Our love/hate affair with C-List exploitation
Between Stephen Baldwin remaking his career as a famous-brother-for-hire (he’s upgraded from Celebrity Mole to Celebrity Apprentice!) and a shockingly unhealthy Jeff Conaway enduring his detox in front of a prime-time audience on Celebrity Rehab, you might say reality TV’s business of exploiting C-list performers is turning into a tawdry Circus of the Stars. But you’d be wrong — it’s actually two circuses. Both ABC and NBC hope to revive the ’80s nostalgia act with ”stars” performing acrobatic stunts. VH1 plans to chime in with Celebracadabra (famous people doing magic tricks), CBS has unveiled Secret Talents of the Stars (famous people doing party tricks?), and producer Michael Davies (Who Wants to Be a Millionaire?) is developing The World’s Strongest Celebrity. This, it seems, is a trend without end.
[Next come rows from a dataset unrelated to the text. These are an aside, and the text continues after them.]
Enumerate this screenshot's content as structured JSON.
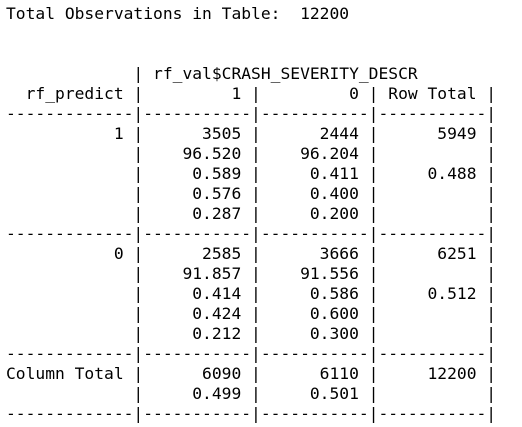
{
  "title_line": "Total Observations in Table:  12200",
  "table_lines": [
    "",
    "",
    "             | rf_val$CRASH_SEVERITY_DESCR",
    "  rf_predict |         1 |         0 | Row Total |",
    "-------------|-----------|-----------|-----------|",
    "           1 |      3505 |      2444 |      5949 |",
    "             |    96.520 |    96.204 |           |",
    "             |     0.589 |     0.411 |     0.488 |",
    "             |     0.576 |     0.400 |           |",
    "             |     0.287 |     0.200 |           |",
    "-------------|-----------|-----------|-----------|",
    "           0 |      2585 |      3666 |      6251 |",
    "             |    91.857 |    91.556 |           |",
    "             |     0.414 |     0.586 |     0.512 |",
    "             |     0.424 |     0.600 |           |",
    "             |     0.212 |     0.300 |           |",
    "-------------|-----------|-----------|-----------|",
    "Column Total |      6090 |      6110 |     12200 |",
    "             |     0.499 |     0.501 |           |",
    "-------------|-----------|-----------|-----------|"
  ]
}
Who knew, watching Ozzy Osbourne paw ineffectually at his TV clicker on MTV’s The Osbournes in 2002, that the rocker’s sad but deliciously compelling struggle would launch a celebsploitation industry? Today there’s no shortage of down-at-their-heels stars happy to overshare for the camera: We know how much Tiffany weighs, what drugs Danny Bonaduce has done, and exactly where Bobby Brown’s hands have been. Not that we’re judging — our addiction to these shows makes us complicit. Still, how about some quality control? We’re fascinated by celebs in their pseudo-natural habitats — trading on their fame (Celebrity Apprentice), kicking booze (Celebrity Rehab), dieting (Celebrity Fit Club), and puttin’ on a show (Dancing With the Stars). But magic tricks and big tents? When TV stretches credulity on celebrities’ innate talents (see: Armed & Famous), it stretches our patience.
Sadly, that doesn’t mean we won’t be watching one of the lesser Growing Pains kids work a trapeze in a few months. If the TV strike drags on, we’ll have no choice. At least that’s what we’ll tell ourselves when we’re setting our TiVo’s season pass.
Dancing With the Stars